I think it’s also fairly clear than any scope for a Big Bore needs to be plenty strong. That is, it needs to handle the pounding it will take when the trigger is squeezed. Every time. That’s one sound reason why I use, and recommend, a fixed power, lightweight scope as there are fewer parts to shake loose, and less inertia. On both of my real heavy-hitters, the CZ550 in .458 Winchester, that has the ballistics of a .458 Lott, and the Ruger No.1 in .45-70 IMP,with the ballistic potential of a .458 Win Mag, I have fixed 4x by 20mm Burris scopes. They’ve proven to be tough and have eye reliefs of 5″. There’s little danger of getting “magnum eyebrow”. In addition, they only weigh a scant 8 oz each!
We need to keep in mind too that the removal or addition of a scope in the field will alter the balance of a rifle. That’s another reason why, in general, I like lightweight-compact scopes. There’s little to break, and they put less strain on screws and mounts when the rifle goes “kaboooommm!” due to minimal inertia.
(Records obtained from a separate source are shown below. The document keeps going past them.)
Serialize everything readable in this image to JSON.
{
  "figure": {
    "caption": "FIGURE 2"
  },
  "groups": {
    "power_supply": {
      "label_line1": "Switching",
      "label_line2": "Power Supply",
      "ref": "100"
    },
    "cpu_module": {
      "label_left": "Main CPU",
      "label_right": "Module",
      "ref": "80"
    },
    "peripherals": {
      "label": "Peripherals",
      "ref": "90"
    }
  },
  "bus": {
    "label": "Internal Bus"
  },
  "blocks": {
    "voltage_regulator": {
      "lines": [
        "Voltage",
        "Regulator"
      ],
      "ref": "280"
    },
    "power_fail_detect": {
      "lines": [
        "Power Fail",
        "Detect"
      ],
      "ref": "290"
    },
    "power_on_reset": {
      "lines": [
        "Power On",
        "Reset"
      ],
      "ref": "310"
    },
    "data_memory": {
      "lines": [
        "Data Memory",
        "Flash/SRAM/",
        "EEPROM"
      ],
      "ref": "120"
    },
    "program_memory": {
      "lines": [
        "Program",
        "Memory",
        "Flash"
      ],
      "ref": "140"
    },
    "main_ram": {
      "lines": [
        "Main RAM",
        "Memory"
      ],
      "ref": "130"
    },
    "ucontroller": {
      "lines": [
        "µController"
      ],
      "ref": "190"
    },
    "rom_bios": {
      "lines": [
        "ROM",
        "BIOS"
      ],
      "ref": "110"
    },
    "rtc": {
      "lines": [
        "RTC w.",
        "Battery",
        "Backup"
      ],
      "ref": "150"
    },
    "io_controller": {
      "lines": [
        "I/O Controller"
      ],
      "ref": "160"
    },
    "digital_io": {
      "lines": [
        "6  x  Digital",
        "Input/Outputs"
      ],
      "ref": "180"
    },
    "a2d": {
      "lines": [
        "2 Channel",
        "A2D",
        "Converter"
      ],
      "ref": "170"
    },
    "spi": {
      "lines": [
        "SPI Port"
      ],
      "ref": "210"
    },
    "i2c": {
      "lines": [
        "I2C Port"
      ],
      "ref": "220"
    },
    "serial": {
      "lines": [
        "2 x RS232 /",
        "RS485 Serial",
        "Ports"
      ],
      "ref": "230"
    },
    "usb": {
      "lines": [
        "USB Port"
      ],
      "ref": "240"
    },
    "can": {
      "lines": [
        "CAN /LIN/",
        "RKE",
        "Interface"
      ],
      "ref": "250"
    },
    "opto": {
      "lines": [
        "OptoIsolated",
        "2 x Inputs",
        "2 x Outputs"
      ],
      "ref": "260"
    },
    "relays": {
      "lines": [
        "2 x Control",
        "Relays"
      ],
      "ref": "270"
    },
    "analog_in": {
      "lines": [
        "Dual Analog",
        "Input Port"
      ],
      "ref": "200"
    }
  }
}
A scope for a Big Bore should have a minimum of 4″ eye relief, and 5″ provides a comfort zone. Variable scopes will alter the eye relief as the zoom is turned for higher power. The higher the power setting, the less the eye relief! For game the size of Cape buffalo, bison, eland or moose, 4 to 6 power is surely the maximum that’s needed in a variable. At the low end, 1.5X to 2.5X would be excellent in my experience. 3 – 9 X 40mm’s are not essential for ANYTHING in the big game category inside 300 yards!
The COLOR of the scope, and its texture, is a personal matter. Personally, I prefer matte to shiny, whatever the color. High gloss black or silver high gloss, reflect way too much sunlight! The little scope on my CZ550 was only available in high gloss black at the time of purchase, so I took it, but would have preferred matte black.
Cost is also a personal matter. However, a very costly scope isn’t essential to insure that it meets all good criteria. On the other mitt, a cheap scope ($100, or less) on a Big Bore, with its powerful back-thrust, will give cheap results. For my money, I’d go at least $250 for a solid, fixed low-end power, that’s relatively light and compact with excellent eye relief. And that’s exactly what I’ve done.
Some hunters, PH’s and guides prefer NOT to scope their Big Bores. IF that decision is based on sound reasons, I’d have no issues with it. For myself, however, and I think for the majority of large game/DG hunters, a scope that fits the parameters outlined above is non-debatable.
Next time: BARRELS–length and contour.